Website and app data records
- - - - -
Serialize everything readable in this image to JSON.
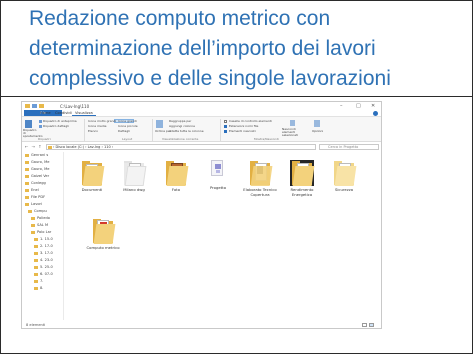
{
  "slide": {
    "title_lines": [
      "Redazione computo metrico con",
      "determinazione dell’importo dei lavori",
      "complessivo e delle singole lavorazioni"
    ]
  },
  "explorer": {
    "window_title": "C:\\Lav-Ing\\110",
    "window_controls": {
      "minimize": "–",
      "maximize": "□",
      "close": "✕"
    },
    "menu_tabs": [
      "File",
      "Home",
      "Condividi",
      "Visualizza"
    ],
    "ribbon": {
      "panes": [
        "Riquadro di spostamento",
        "Riquadro di anteprima",
        "Riquadro dettagli"
      ],
      "layout": [
        "Icone molto grandi",
        "Icone grandi",
        "Icone medie",
        "Icone piccole",
        "Elenco",
        "Dettagli",
        "Riquadri",
        "Contenuto"
      ],
      "sort_label": "Ordina per",
      "current_view": [
        "Raggruppa per",
        "Aggiungi colonne",
        "Adatta tutte le colonne"
      ],
      "show_hide": [
        {
          "label": "Caselle di controllo elementi",
          "checked": false
        },
        {
          "label": "Estensioni nomi file",
          "checked": true
        },
        {
          "label": "Elementi nascosti",
          "checked": true
        }
      ],
      "hide_selected": "Nascondi elementi selezionati",
      "options": "Opzioni",
      "groups": [
        "Riquadri",
        "Layout",
        "Visualizzazione corrente",
        "Mostra/Nascondi"
      ]
    },
    "address": {
      "nav_arrows": "← → ↑",
      "path": "› Disco locale (C:) › Lav-Ing › 110 ›",
      "search_placeholder": "Cerca in Progetto"
    },
    "nav_items": [
      {
        "label": "Genrani s"
      },
      {
        "label": "Gauro, Me"
      },
      {
        "label": "Gauro, Me"
      },
      {
        "label": "Gaizel Ver"
      },
      {
        "label": "Conlegg"
      },
      {
        "label": "Enel"
      },
      {
        "label": "File PDF"
      },
      {
        "label": "Lavori"
      },
      {
        "label": "Compu"
      },
      {
        "label": "Poliedo"
      },
      {
        "label": "SAL M"
      },
      {
        "label": "Polo Lar"
      },
      {
        "label": "1. 15-0"
      },
      {
        "label": "2. 17-0"
      },
      {
        "label": "3. 17-0"
      },
      {
        "label": "4. 23-0"
      },
      {
        "label": "5. 25-0"
      },
      {
        "label": "6. 07-0"
      },
      {
        "label": "7."
      },
      {
        "label": "8."
      }
    ],
    "files": [
      {
        "label": "Documenti"
      },
      {
        "label": "Milano dwg"
      },
      {
        "label": "Foto"
      },
      {
        "label": "Progetto"
      },
      {
        "label": "Elaborato Tecnico Copertura"
      },
      {
        "label": "Rendimento Energetico"
      },
      {
        "label": "Sicurezza"
      },
      {
        "label": "Computo metrico"
      }
    ],
    "status": {
      "items_count": "8 elementi"
    }
  },
  "colors": {
    "title_text": "#2f72b4",
    "folder": "#f3d27c",
    "folder_dark": "#e2b043",
    "accent": "#2a6fbd",
    "border": "#2b2b2b"
  }
}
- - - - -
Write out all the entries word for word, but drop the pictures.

**Exercise result:**
Serialize everything readable in this image to JSON.
{
  "slide": {
    "title_lines": [
      "Redazione computo metrico con",
      "determinazione dell’importo dei lavori",
      "complessivo e delle singole lavorazioni"
    ]
  },
  "explorer": {
    "window_title": "C:\\Lav-Ing\\110",
    "window_controls": {
      "minimize": "–",
      "maximize": "□",
      "close": "✕"
    },
    "menu_tabs": [
      "File",
      "Home",
      "Condividi",
      "Visualizza"
    ],
    "ribbon": {
      "panes": [
        "Riquadro di spostamento",
        "Riquadro di anteprima",
        "Riquadro dettagli"
      ],
      "layout": [
        "Icone molto grandi",
        "Icone grandi",
        "Icone medie",
        "Icone piccole",
        "Elenco",
        "Dettagli",
        "Riquadri",
        "Contenuto"
      ],
      "sort_label": "Ordina per",
      "current_view": [
        "Raggruppa per",
        "Aggiungi colonne",
        "Adatta tutte le colonne"
      ],
      "show_hide": [
        {
          "label": "Caselle di controllo elementi",
          "checked": false
        },
        {
          "label": "Estensioni nomi file",
          "checked": true
        },
        {
          "label": "Elementi nascosti",
          "checked": true
        }
      ],
      "hide_selected": "Nascondi elementi selezionati",
      "options": "Opzioni",
      "groups": [
        "Riquadri",
        "Layout",
        "Visualizzazione corrente",
        "Mostra/Nascondi"
      ]
    },
    "address": {
      "nav_arrows": "← → ↑",
      "path": "› Disco locale (C:) › Lav-Ing › 110 ›",
      "search_placeholder": "Cerca in Progetto"
    },
    "nav_items": [
      {
        "label": "Genrani s"
      },
      {
        "label": "Gauro, Me"
      },
      {
        "label": "Gauro, Me"
      },
      {
        "label": "Gaizel Ver"
      },
      {
        "label": "Conlegg"
      },
      {
        "label": "Enel"
      },
      {
        "label": "File PDF"
      },
      {
        "label": "Lavori"
      },
      {
        "label": "Compu"
      },
      {
        "label": "Poliedo"
      },
      {
        "label": "SAL M"
      },
      {
        "label": "Polo Lar"
      },
      {
        "label": "1. 15-0"
      },
      {
        "label": "2. 17-0"
      },
      {
        "label": "3. 17-0"
      },
      {
        "label": "4. 23-0"
      },
      {
        "label": "5. 25-0"
      },
      {
        "label": "6. 07-0"
      },
      {
        "label": "7."
      },
      {
        "label": "8."
      }
    ],
    "files": [
      {
        "label": "Documenti"
      },
      {
        "label": "Milano dwg"
      },
      {
        "label": "Foto"
      },
      {
        "label": "Progetto"
      },
      {
        "label": "Elaborato Tecnico Copertura"
      },
      {
        "label": "Rendimento Energetico"
      },
      {
        "label": "Sicurezza"
      },
      {
        "label": "Computo metrico"
      }
    ],
    "status": {
      "items_count": "8 elementi"
    }
  },
  "colors": {
    "title_text": "#2f72b4",
    "folder": "#f3d27c",
    "folder_dark": "#e2b043",
    "accent": "#2a6fbd",
    "border": "#2b2b2b"
  }
}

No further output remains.